Thursday, 4 February 2021
Questions without Notice
My question is to the Leader of the Government in the Senate, representing the Prime Minister. The independent Climate Targets Panel recently found that so much of our carbon budget has been spent. Australia would need to double our 2030 targets to at least a 50 per cent reduction by 2030 to do our fair share of limiting global warming to well below two degrees. Is the government still committed to limiting global warming to well below two degrees? And, if so, will you accept the Climate Targets Panel's findings and increase Australia's 2030 targets before President Biden's climate summit on 22 April?
I thank Senator Waters for her question. The government is indeed committed to the objectives of the Paris Agreement, to which we are a signatory, which include targets in relation to limits on global warming. We of course look forward to working cooperatively with other nations in relation to the work towards those targets, doing as Australia has done time and time again, which is to meet and exceed the commitments we have made. In relation to the Paris Agreement we have made 2030 commitments commensurate with that agreement, and all indications and analyses show that we are on track to once again meet and exceed those targets.
As senators may be aware, Prime Minister Morrison and President Biden spoke earlier today in a warm conversation, canvassing a number of different issues, including cooperation in relation to matters of climate change. Indeed, the government looks forward to receiving further details about the Biden administration's summit and to formulating our participation in that summit once we have received those further details.
So our position is certainly one of continuing to invest, as we have, in the technologies and pathways to achieve reductions. It's investment by Australian businesses, Australian households, Australian industry and Australian governments that have put Australia in the position that sees the uptake of renewable energy in this country, leading much of the rest of the world. It has delivered reductions in emissions ahead of the OECD averages over a period of time. Through continued investment, we will achieve the technological breakthroughs that will enable us to move beyond the types of successes being seen in relation to energy generation and into the other spheres of emissions that need to be tackled in order to achieve more-ambitious targets into the future. That's why we've made a $1.9 billion investment into future low-emissions technologies and why we look forward to working with partners like the United States in delivering on that package. (Time expired)
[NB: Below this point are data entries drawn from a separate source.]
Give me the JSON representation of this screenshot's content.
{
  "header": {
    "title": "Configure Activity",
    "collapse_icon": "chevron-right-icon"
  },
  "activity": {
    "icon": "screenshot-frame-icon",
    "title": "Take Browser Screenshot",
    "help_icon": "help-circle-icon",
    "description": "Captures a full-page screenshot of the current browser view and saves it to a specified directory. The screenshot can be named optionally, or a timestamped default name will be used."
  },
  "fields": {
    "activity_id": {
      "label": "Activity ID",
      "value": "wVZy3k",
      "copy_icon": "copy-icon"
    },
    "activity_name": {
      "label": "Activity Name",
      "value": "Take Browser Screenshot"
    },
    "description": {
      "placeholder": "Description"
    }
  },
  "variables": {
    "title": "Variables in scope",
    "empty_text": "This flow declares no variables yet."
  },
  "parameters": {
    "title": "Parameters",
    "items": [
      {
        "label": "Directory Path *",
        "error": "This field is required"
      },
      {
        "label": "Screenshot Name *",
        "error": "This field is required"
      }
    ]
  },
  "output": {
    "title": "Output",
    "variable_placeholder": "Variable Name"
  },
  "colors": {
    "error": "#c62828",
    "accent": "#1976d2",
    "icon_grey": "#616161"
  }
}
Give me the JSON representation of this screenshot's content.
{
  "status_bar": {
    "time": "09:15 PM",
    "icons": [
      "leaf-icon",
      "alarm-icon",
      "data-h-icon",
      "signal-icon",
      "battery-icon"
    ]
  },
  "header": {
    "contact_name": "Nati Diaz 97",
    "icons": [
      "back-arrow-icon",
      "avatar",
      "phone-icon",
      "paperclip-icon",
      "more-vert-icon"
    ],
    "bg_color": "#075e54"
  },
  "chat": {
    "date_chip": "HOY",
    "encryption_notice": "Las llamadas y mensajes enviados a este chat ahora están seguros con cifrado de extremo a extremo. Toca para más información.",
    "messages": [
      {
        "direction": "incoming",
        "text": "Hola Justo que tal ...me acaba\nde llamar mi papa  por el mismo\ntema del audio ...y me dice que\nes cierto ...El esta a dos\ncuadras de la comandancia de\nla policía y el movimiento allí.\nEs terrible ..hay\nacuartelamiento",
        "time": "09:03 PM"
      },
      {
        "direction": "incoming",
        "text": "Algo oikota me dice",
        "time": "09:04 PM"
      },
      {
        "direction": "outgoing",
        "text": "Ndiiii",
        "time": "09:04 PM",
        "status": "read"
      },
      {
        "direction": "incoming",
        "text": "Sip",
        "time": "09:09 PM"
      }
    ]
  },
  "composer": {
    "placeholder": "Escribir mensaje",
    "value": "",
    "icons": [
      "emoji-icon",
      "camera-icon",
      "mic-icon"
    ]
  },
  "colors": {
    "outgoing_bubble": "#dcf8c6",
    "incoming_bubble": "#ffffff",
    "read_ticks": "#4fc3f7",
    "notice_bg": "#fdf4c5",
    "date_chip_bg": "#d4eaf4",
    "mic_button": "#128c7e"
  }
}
The government, indeed, has confidence in the Bureau of Meteorology, in the CSIRO, in our agencies who provide advice and information to government, and in the agencies whose analysis has demonstrated that not only has Australia met and exceeded the commitments we made under the second Kyoto commitment period but we're on track to meet and exceed the commitments we've made under the Paris Agreement. I realise that these are facts that are 'inconvenient truths' for the Australian Greens, if I can use that phrase, but the evidence is very clear that Australia has achieved what many other nations have not to date, and that is, within our country, through domestic action, be able to meet and exceed the commitments that we have made.
Honourable senators interjecting—
Does the Prime Minister accept the evidence given by the Bureau of Meteorology to a recent Senate estimates committee that, under current targets, Australia is on track for up to 4.4 degrees of warming by the end of this century?
I've learnt a lot of things in my time in this place, and one is to make sure that, when questions like that are framed, it's always best to go and check the full context in which such analysis might have been given and such questions may have been answered.
Clearly, it depends upon the types of assumptions that are being talked about. Obviously, in relation to climate science, as I said before, we follow the evidence in relation to the work of the bureau and other agencies in looking at projections of what outcomes may occur. A huge driving part of that relates not just to what Australia does but to what the rest of the world does in terms of their emissions profile as well. That's the driving reason behind our investment in technologies, because how you shift the whole world's emissions profile is how you actually tackle this issue, and you do it by achieving technological breakthroughs that ensure every country embraces lower emissions technology— (Time expired)